Before this evening's séance was concluded Mr. Abrow said, "There is a little lady in the cabinet at present who announces herself as a very high personage. She says she is the Princess Gertrude." " What did you say, Mr. Abrow?" I exclaimed, unable to believe my own ears. " 'The Princess Gertie,' Mother,"' said Florence, popping her head out of the curtains. "You've met her before in England, you know."' I went up to the cabinet, the curtains divided, there stood my daughter Florence as usual, but holding in front of her a little child of about seven years old. I knelt down before this spirit of my own creation. She was a fragile looking little creature, very fair and pale, with large grey eyes and brown hair lying over her forehead. She looked like a lily with her little white hands folded meekly in front of her. "Are you my little Gertie, darling?" I said. "I am the Princess Gertie, " she replied, "and Florence says you are my mother." "And are you glad to see me, Gertie?" I asked. She looked up at her sister, who immediately prompted her. "Say, 'Yes, Mother,' Gertie." "Yes! Mother," repeated the little one like a parrot. "Will you come to me, darling?'' I said. "May I take you in my arms?'' "Not this evening, Mother," whispered Florence, you couldn't. She is attached to me. We are tied together. You couldn't separate us. Next time, perhaps, the 'Princess' will be stronger, and able to talk more.
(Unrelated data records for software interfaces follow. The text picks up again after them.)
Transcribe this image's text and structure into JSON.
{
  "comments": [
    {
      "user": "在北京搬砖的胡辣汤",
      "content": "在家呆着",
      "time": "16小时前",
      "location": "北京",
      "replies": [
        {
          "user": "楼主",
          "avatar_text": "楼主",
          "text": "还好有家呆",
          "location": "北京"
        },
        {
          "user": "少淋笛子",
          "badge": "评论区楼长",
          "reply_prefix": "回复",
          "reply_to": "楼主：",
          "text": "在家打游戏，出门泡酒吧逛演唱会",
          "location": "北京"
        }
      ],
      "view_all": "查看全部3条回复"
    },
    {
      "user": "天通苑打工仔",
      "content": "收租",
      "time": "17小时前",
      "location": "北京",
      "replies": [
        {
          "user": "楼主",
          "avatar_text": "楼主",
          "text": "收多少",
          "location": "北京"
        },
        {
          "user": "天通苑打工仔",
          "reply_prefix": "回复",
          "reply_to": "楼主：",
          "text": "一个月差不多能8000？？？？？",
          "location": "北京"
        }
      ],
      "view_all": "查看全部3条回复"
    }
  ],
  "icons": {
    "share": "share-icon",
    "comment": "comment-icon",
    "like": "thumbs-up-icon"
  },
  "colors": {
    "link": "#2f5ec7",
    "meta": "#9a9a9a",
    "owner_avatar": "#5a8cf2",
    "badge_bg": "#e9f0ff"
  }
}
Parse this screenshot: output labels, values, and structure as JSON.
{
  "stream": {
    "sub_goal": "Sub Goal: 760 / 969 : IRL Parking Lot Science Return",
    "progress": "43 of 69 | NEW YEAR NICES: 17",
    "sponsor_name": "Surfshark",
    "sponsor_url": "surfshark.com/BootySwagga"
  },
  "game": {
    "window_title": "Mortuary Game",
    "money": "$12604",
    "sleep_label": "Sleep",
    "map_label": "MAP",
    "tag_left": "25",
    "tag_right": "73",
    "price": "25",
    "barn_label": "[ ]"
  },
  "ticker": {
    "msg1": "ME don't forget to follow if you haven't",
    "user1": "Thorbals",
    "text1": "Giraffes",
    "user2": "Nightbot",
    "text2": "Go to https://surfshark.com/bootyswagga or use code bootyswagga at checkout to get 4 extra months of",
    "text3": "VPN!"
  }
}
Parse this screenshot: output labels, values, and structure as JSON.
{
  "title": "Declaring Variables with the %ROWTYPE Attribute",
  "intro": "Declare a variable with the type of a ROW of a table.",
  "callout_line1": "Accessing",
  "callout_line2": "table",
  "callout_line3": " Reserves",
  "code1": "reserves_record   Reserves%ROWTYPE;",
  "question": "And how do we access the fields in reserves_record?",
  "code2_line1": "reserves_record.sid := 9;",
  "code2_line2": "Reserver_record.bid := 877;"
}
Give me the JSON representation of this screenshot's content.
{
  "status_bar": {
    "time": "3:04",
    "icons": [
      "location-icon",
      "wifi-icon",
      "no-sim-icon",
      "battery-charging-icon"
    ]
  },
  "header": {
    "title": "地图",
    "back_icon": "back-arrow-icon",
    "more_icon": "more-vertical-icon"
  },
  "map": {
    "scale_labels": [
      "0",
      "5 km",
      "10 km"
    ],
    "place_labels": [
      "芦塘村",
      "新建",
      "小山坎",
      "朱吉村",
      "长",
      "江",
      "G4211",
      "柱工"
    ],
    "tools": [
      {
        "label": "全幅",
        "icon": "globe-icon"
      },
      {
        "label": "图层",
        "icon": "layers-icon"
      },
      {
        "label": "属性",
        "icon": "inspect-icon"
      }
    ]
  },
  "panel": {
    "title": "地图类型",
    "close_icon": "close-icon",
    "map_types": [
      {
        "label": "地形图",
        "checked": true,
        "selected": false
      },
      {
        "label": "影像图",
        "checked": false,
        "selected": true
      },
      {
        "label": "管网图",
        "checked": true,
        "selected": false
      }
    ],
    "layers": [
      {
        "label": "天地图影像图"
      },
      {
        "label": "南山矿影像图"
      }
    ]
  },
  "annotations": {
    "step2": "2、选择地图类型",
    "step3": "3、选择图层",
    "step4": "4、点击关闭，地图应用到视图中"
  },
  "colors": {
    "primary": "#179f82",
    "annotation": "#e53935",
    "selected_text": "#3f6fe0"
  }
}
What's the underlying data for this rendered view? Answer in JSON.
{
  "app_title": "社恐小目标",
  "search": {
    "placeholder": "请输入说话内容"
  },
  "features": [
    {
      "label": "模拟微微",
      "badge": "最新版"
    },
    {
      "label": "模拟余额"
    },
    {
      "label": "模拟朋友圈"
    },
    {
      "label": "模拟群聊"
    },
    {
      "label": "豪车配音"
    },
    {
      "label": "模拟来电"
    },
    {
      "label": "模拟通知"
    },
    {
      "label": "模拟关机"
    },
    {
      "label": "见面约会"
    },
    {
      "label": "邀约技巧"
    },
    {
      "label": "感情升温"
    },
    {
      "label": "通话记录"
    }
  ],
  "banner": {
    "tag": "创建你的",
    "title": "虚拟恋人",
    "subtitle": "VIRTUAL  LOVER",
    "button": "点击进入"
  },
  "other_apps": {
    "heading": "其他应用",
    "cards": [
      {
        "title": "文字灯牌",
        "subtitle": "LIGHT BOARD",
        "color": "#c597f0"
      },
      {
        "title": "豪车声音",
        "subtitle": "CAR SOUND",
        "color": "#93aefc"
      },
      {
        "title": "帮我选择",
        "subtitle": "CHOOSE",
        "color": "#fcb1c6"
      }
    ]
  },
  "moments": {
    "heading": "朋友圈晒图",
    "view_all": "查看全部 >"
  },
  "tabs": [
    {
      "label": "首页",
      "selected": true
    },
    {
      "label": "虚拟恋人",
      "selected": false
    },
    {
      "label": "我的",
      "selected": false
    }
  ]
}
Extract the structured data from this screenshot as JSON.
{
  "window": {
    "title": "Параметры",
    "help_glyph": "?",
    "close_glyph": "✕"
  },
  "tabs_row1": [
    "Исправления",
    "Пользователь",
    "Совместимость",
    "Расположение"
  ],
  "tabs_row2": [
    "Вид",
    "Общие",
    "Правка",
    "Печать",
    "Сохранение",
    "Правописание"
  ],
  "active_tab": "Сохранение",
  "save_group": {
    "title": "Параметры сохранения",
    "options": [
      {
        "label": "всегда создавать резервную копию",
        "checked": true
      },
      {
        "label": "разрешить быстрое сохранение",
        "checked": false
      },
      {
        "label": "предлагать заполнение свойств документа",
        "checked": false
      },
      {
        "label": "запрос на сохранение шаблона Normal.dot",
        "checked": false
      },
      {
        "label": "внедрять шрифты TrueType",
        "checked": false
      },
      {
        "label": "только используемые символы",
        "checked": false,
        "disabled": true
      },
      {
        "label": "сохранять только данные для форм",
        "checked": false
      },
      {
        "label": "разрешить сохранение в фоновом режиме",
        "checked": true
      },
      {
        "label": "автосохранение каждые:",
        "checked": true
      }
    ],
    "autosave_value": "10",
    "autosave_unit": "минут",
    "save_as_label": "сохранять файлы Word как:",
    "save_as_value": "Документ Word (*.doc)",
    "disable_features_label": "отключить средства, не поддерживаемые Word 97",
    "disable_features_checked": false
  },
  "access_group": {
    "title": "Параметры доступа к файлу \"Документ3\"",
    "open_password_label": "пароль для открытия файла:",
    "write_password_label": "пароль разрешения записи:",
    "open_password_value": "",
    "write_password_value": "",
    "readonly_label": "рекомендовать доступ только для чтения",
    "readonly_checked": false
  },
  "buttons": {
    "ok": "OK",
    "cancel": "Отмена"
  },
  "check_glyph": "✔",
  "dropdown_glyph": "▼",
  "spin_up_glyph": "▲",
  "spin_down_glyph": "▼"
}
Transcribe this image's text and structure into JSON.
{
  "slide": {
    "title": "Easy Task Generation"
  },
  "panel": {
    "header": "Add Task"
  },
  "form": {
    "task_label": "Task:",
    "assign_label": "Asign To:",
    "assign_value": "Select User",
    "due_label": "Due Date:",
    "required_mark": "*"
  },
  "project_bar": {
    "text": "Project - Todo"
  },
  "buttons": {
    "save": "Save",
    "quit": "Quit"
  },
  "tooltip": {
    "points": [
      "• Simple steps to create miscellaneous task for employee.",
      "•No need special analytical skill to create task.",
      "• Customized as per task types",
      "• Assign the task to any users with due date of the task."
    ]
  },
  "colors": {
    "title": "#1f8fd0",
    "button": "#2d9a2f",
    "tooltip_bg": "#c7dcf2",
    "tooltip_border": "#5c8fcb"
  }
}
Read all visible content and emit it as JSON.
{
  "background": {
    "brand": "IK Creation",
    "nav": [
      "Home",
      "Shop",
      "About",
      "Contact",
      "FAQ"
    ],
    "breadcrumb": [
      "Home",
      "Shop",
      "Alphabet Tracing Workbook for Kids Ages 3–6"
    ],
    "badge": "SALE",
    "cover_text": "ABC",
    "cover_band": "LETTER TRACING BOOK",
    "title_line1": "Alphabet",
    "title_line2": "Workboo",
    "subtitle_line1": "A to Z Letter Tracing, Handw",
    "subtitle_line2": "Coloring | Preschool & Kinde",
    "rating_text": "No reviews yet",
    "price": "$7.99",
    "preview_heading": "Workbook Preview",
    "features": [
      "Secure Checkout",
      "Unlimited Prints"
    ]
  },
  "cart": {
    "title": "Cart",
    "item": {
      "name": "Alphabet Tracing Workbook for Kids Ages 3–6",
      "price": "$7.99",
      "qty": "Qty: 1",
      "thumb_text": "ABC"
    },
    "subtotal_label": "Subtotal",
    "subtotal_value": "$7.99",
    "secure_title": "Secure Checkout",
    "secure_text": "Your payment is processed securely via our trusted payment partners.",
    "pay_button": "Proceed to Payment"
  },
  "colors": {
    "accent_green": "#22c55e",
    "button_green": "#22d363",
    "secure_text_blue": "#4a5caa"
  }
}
I will take her back now." "But where is 'Yonnie'?" I asked, and Florence laughed. "Couldn't manage two of them at once," she said. " 'Yonnie' shall come another day," and I returned to my seat, more mystified than usual. I alluded to the Princess Gertie in my account of the mediumship of Bessie Fitzgerald, and said that my allusion would find its signification further on. At that time I had hardly believed it could be true that the infants who had been born prematurely and never breathed in this world should be living, sentient spirits to meet me in the next, and half thought some grown spirit must be tricking me for its own pleasure. But here, in this strange land, where my blighted babies had never been mentioned or thought of, to meet the Princess Gertie here, calling herself by her own name, and brought by her sister Florence, set the matter beyond a doubt. It recalled to my mind how once, long before, when Aimee (Mr. Arthur Colman's guide), on being questioned as to her occupation in the spirit spheres, had said she was "a little nurse-maid," and that Florence was one too, my daughter had added, "Yes! I'm Mamma's nurse-maid. I have enough to do to look after her babies.